(Extracted records begins)

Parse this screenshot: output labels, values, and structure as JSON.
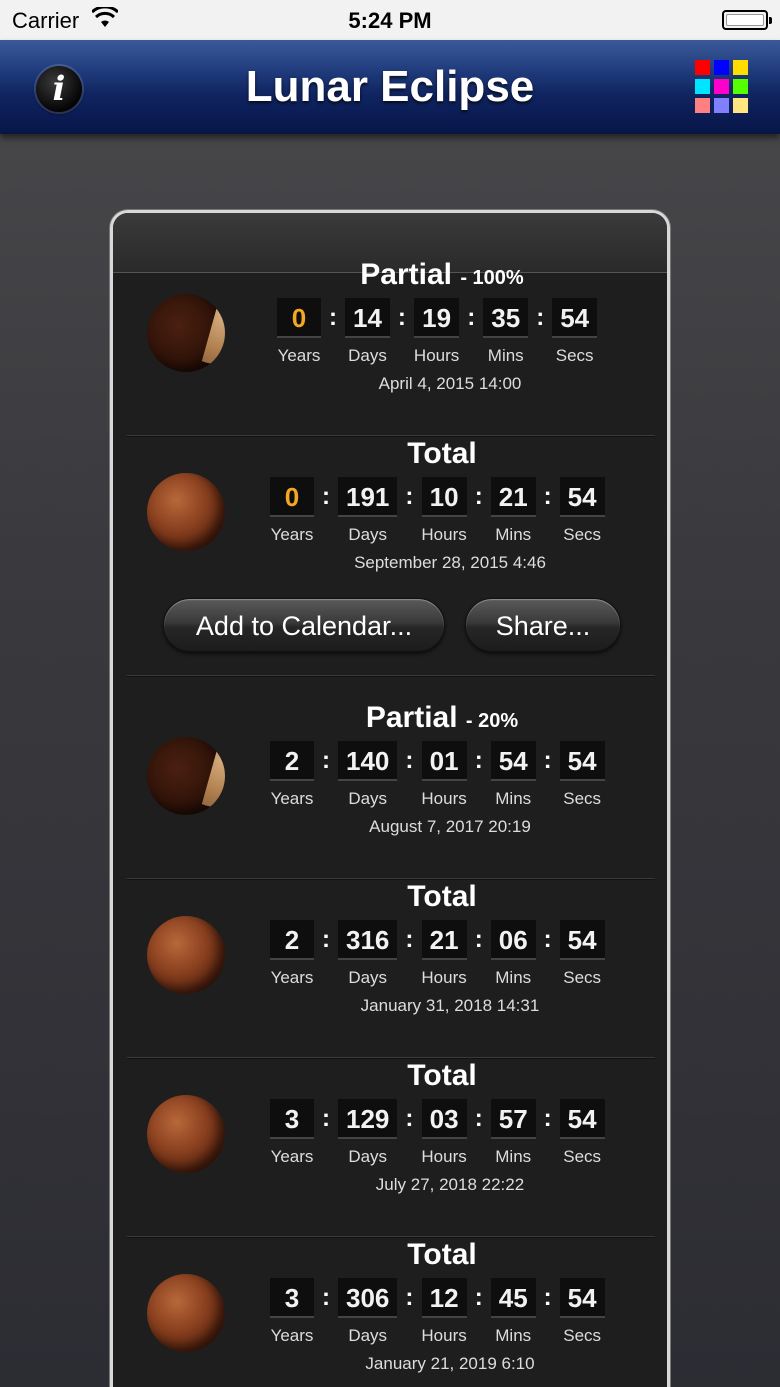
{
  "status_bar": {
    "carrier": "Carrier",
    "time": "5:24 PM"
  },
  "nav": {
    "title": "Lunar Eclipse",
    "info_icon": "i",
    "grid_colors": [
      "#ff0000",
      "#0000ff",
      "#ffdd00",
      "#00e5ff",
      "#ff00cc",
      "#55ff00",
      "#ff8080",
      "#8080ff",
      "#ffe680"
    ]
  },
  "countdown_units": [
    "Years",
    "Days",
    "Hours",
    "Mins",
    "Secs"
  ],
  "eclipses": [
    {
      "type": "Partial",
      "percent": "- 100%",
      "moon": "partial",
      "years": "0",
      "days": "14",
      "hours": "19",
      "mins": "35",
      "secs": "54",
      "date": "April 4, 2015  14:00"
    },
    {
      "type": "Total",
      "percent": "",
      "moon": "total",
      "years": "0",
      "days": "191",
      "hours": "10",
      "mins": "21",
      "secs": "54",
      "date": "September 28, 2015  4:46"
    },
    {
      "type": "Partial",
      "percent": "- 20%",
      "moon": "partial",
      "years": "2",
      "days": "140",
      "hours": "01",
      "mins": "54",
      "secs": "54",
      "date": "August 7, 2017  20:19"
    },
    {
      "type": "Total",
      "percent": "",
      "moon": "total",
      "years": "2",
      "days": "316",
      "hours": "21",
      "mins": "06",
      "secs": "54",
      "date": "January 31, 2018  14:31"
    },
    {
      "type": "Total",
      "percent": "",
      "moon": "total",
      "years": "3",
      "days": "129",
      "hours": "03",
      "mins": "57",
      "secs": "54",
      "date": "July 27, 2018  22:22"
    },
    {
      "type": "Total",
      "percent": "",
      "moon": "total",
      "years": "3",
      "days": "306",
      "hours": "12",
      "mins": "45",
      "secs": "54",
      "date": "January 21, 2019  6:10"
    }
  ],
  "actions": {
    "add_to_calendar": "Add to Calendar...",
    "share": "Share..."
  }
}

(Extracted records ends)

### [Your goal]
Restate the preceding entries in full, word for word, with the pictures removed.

### [Response to this exercise]
Parse this screenshot: output labels, values, and structure as JSON.
{
  "status_bar": {
    "carrier": "Carrier",
    "time": "5:24 PM"
  },
  "nav": {
    "title": "Lunar Eclipse",
    "info_icon": "i",
    "grid_colors": [
      "#ff0000",
      "#0000ff",
      "#ffdd00",
      "#00e5ff",
      "#ff00cc",
      "#55ff00",
      "#ff8080",
      "#8080ff",
      "#ffe680"
    ]
  },
  "countdown_units": [
    "Years",
    "Days",
    "Hours",
    "Mins",
    "Secs"
  ],
  "eclipses": [
    {
      "type": "Partial",
      "percent": "- 100%",
      "moon": "partial",
      "years": "0",
      "days": "14",
      "hours": "19",
      "mins": "35",
      "secs": "54",
      "date": "April 4, 2015  14:00"
    },
    {
      "type": "Total",
      "percent": "",
      "moon": "total",
      "years": "0",
      "days": "191",
      "hours": "10",
      "mins": "21",
      "secs": "54",
      "date": "September 28, 2015  4:46"
    },
    {
      "type": "Partial",
      "percent": "- 20%",
      "moon": "partial",
      "years": "2",
      "days": "140",
      "hours": "01",
      "mins": "54",
      "secs": "54",
      "date": "August 7, 2017  20:19"
    },
    {
      "type": "Total",
      "percent": "",
      "moon": "total",
      "years": "2",
      "days": "316",
      "hours": "21",
      "mins": "06",
      "secs": "54",
      "date": "January 31, 2018  14:31"
    },
    {
      "type": "Total",
      "percent": "",
      "moon": "total",
      "years": "3",
      "days": "129",
      "hours": "03",
      "mins": "57",
      "secs": "54",
      "date": "July 27, 2018  22:22"
    },
    {
      "type": "Total",
      "percent": "",
      "moon": "total",
      "years": "3",
      "days": "306",
      "hours": "12",
      "mins": "45",
      "secs": "54",
      "date": "January 21, 2019  6:10"
    }
  ],
  "actions": {
    "add_to_calendar": "Add to Calendar...",
    "share": "Share..."
  }
}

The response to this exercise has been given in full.